Conventional security discourses did not predict the magnitude and endurance of resistance efforts in Ukraine, considering the asymmetry between Russia and Ukraine in terms of military capacity. Based on our own research on local democracy in Ukraine, we propose that sweeping decentralization reforms combined with widespread multipronged democratic innovations, including a digital transformation of the state, in recent years has significantly contributed to Ukraine’s resilience. The purpose of the event is to revisit the state of Ukrainian local democracy before the war and discuss how this has contributed to the resilience and problem-solving capacity that we see today. 

 In this event, we aim to identify major underlying factors that account for the support for and engagement with the state, civil society, and business in Ukraine, with a specific eye to previous achievements and practices on the local level of governance, much of which has continued to function even through the war. 

Panellists

Yuliya Bidenko, Karazin Kharkiv National University 

Marcia Grimes, University of Gothenburg 

Mariana Vershynina, Deputy of the city council of Ivano-Frankivsk 

Oksana Huss, Bologna University 

Oleksandra Keudel, Kyiv School of Economics 

Panel Topics 

The panellists, drawing on interviews with local government officials and a survey of over 200 civil society organizations, along with first-hand experience, will explore the following topics: 

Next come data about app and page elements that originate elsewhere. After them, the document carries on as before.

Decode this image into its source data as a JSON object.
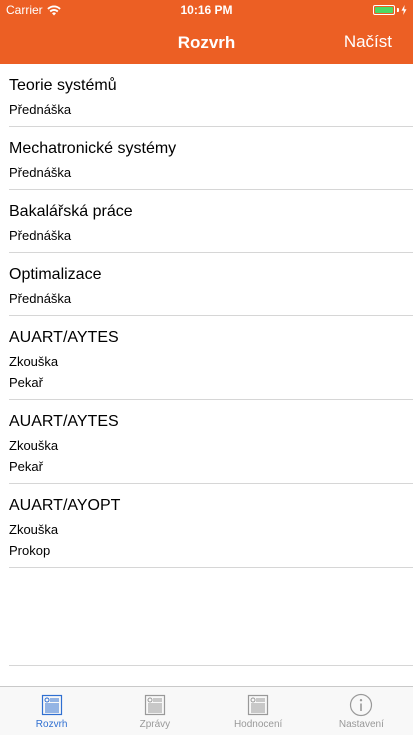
{
  "status_bar": {
    "carrier": "Carrier",
    "time": "10:16 PM",
    "battery_level": 1.0
  },
  "nav": {
    "title": "Rozvrh",
    "action_label": "Načíst"
  },
  "items": [
    {
      "title": "Teorie systémů",
      "lines": [
        "Přednáška"
      ]
    },
    {
      "title": "Mechatronické systémy",
      "lines": [
        "Přednáška"
      ]
    },
    {
      "title": "Bakalářská práce",
      "lines": [
        "Přednáška"
      ]
    },
    {
      "title": "Optimalizace",
      "lines": [
        "Přednáška"
      ]
    },
    {
      "title": "AUART/AYTES",
      "lines": [
        "Zkouška",
        "Pekař"
      ]
    },
    {
      "title": "AUART/AYTES",
      "lines": [
        "Zkouška",
        "Pekař"
      ]
    },
    {
      "title": "AUART/AYOPT",
      "lines": [
        "Zkouška",
        "Prokop"
      ]
    }
  ],
  "tabbar": {
    "tabs": [
      {
        "label": "Rozvrh",
        "icon": "list-document-icon",
        "active": true
      },
      {
        "label": "Zprávy",
        "icon": "list-document-icon",
        "active": false
      },
      {
        "label": "Hodnocení",
        "icon": "list-document-icon",
        "active": false
      },
      {
        "label": "Nastavení",
        "icon": "info-icon",
        "active": false
      }
    ]
  },
  "colors": {
    "header": "#ec5f24",
    "active_tab": "#2f6fd1",
    "inactive_tab": "#999999",
    "battery": "#4cd964"
  }
}
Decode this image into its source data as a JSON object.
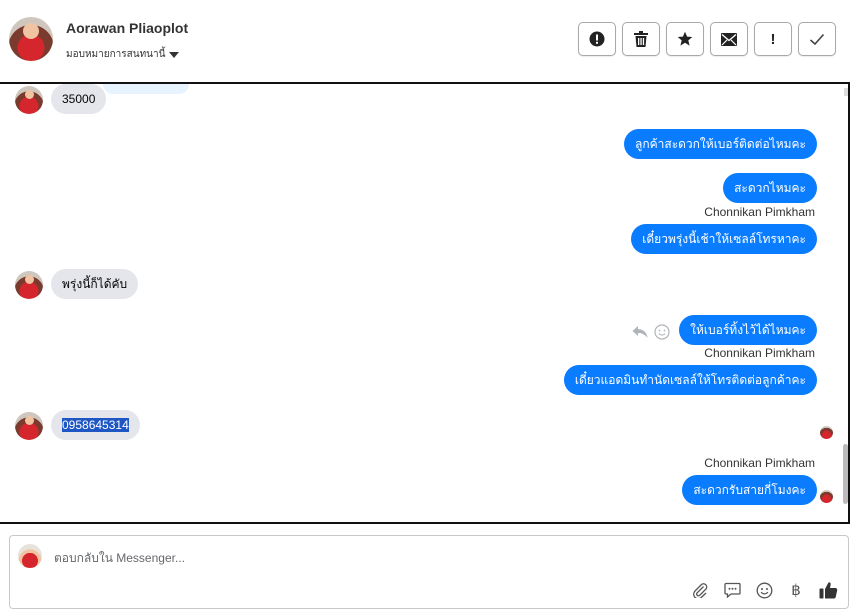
{
  "header": {
    "name": "Aorawan Pliaoplot",
    "assign_label": "มอบหมายการสนทนานี้"
  },
  "toolbar": {
    "buttons": [
      "alert-icon",
      "trash-icon",
      "star-icon",
      "envelope-icon",
      "exclamation-icon",
      "check-icon"
    ],
    "exclamation_text": "!"
  },
  "messages": [
    {
      "side": "in",
      "text": "35000"
    },
    {
      "side": "out",
      "text": "ลูกค้าสะดวกให้เบอร์ติดต่อไหมคะ"
    },
    {
      "side": "out",
      "text": "สะดวกไหมคะ"
    },
    {
      "side": "out",
      "sender": "Chonnikan Pimkham",
      "text": "เดี๋ยวพรุ่งนี้เช้าให้เซลล์โทรหาคะ"
    },
    {
      "side": "in",
      "text": "พรุ่งนี้ก็ได้คับ"
    },
    {
      "side": "out",
      "text": "ให้เบอร์ทิ้งไว้ได้ไหมคะ"
    },
    {
      "side": "out",
      "sender": "Chonnikan Pimkham",
      "text": "เดี๋ยวแอดมินทำนัดเซลล์ให้โทรติดต่อลูกค้าคะ"
    },
    {
      "side": "in",
      "text": "0958645314"
    },
    {
      "side": "out",
      "sender": "Chonnikan Pimkham",
      "text": "สะดวกรับสายกี่โมงคะ"
    }
  ],
  "composer": {
    "placeholder": "ตอบกลับใน Messenger...",
    "baht_symbol": "฿"
  }
}
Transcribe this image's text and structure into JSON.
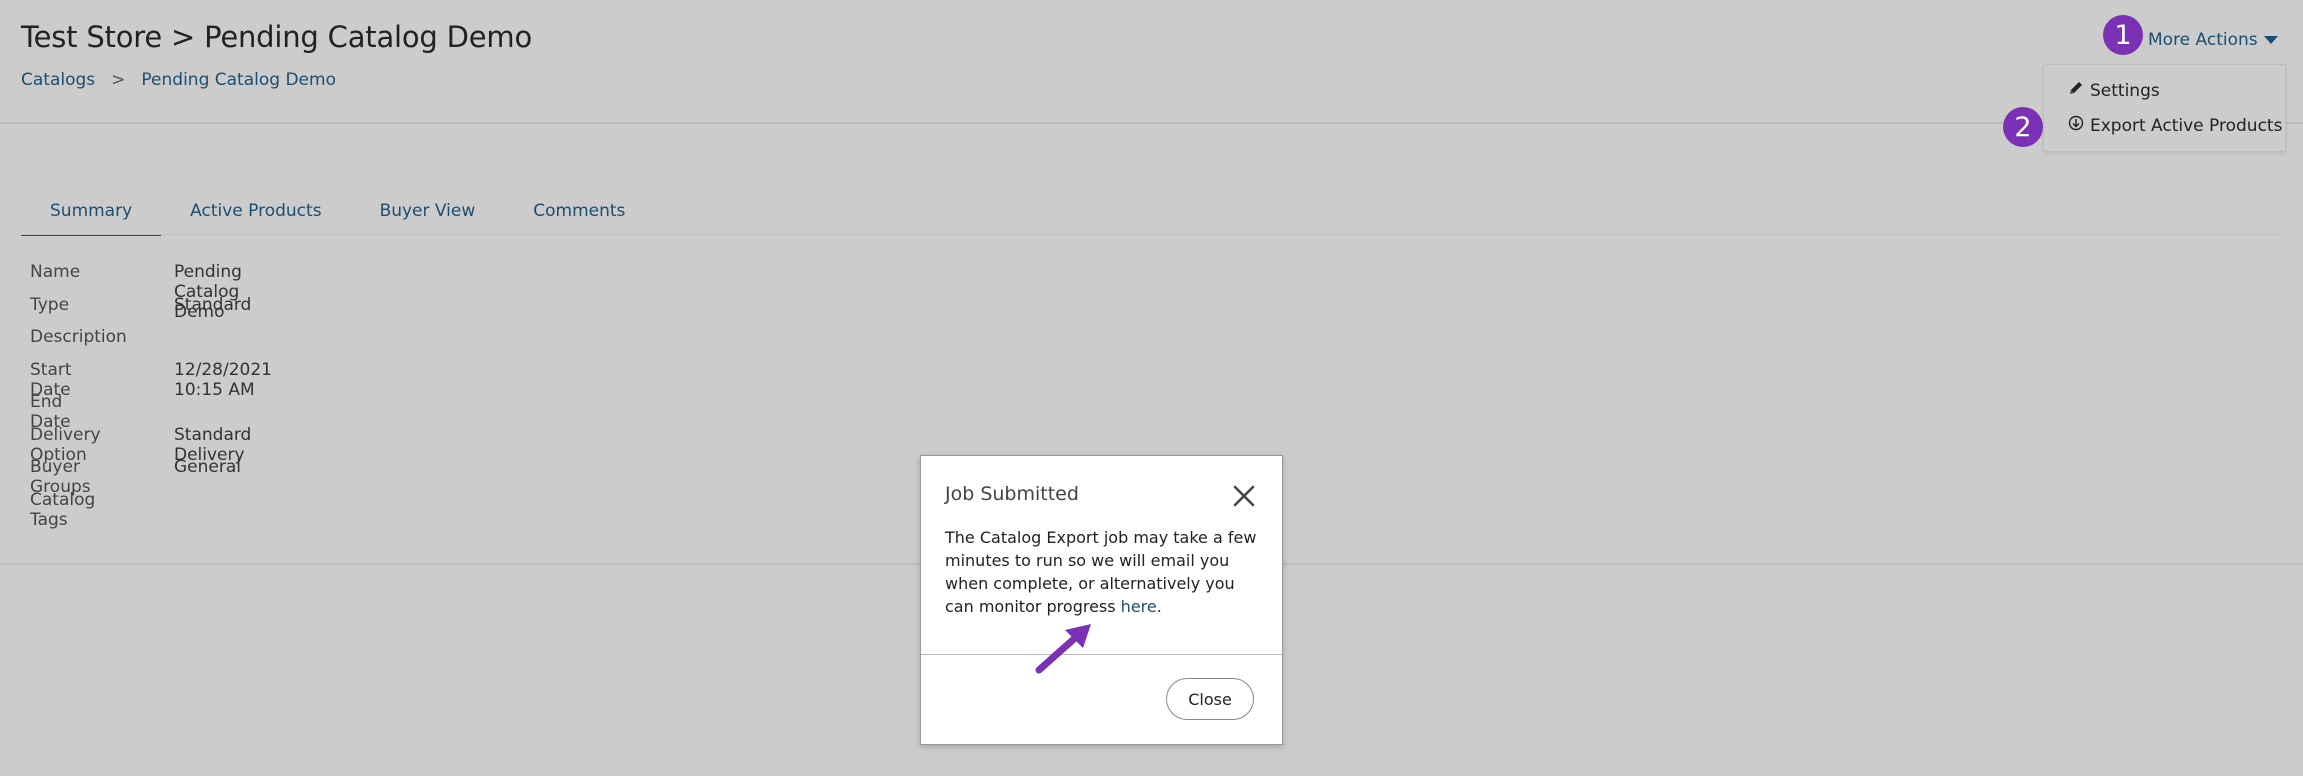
{
  "header": {
    "title": "Test Store > Pending Catalog Demo",
    "breadcrumb": [
      "Catalogs",
      ">",
      "Pending Catalog Demo"
    ],
    "more_actions_label": "More Actions"
  },
  "dropdown": {
    "items": [
      {
        "label": "Settings",
        "icon": "pencil-icon"
      },
      {
        "label": "Export Active Products",
        "icon": "download-circle-icon"
      }
    ]
  },
  "annotations": {
    "badge_1": "1",
    "badge_2": "2",
    "badge_color": "#7b31b5"
  },
  "tabs": [
    {
      "label": "Summary",
      "active": true
    },
    {
      "label": "Active Products",
      "active": false
    },
    {
      "label": "Buyer View",
      "active": false
    },
    {
      "label": "Comments",
      "active": false
    }
  ],
  "details": [
    {
      "label": "Name",
      "value": "Pending Catalog Demo"
    },
    {
      "label": "Type",
      "value": "Standard"
    },
    {
      "label": "Description",
      "value": ""
    },
    {
      "label": "Start Date",
      "value": "12/28/2021 10:15 AM"
    },
    {
      "label": "End Date",
      "value": ""
    },
    {
      "label": "Delivery Option",
      "value": "Standard Delivery"
    },
    {
      "label": "Buyer Groups",
      "value": "General"
    },
    {
      "label": "Catalog Tags",
      "value": ""
    }
  ],
  "modal": {
    "title": "Job Submitted",
    "body_text": "The Catalog Export job may take a few minutes to run so we will email you when complete, or alternatively you can monitor progress ",
    "link_text": "here",
    "body_end": ".",
    "close_label": "Close"
  },
  "colors": {
    "link": "#1d4e6e",
    "background": "#cccccc"
  }
}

  • How the bottom-up nature of the decentralisation effort, as well as its inherently participatory character, gave rise to a transformation in the relationship between citizens in the state (from citizens without citizenship to citizens against the state, to citizens and the state).  
  • How the state-society networks, collaboration, contestation, and communication evolved and operated, based on the example of successful local anti-corruption initiatives and the implications for donors.  
  • How the collaborative and communicative processes can be characterized and how they may account for Ukraine’s resilience in the war. 

Round Table Discussions

In the second part of the event, we will provide facilitated space for the participants to join group discussions on the directions/principles for the support to the state, civil society, and business in Ukraine. The breakout rooms will consist of round table discussions by the participants.

  • Room 1: Decentralisation support, donors and peacebuilding, hosted by Delog
  • Room 2: Child and youth-friendly cities in Ukraine, hosted by UNICEF
  • Room 3: Partnerships with businesses
  • Room 4: Partnerships with NGOs and Volunteers
  • Room 5: Information and communications for peacebuilding
  • Room 6: Sister Cities and municipal partnerships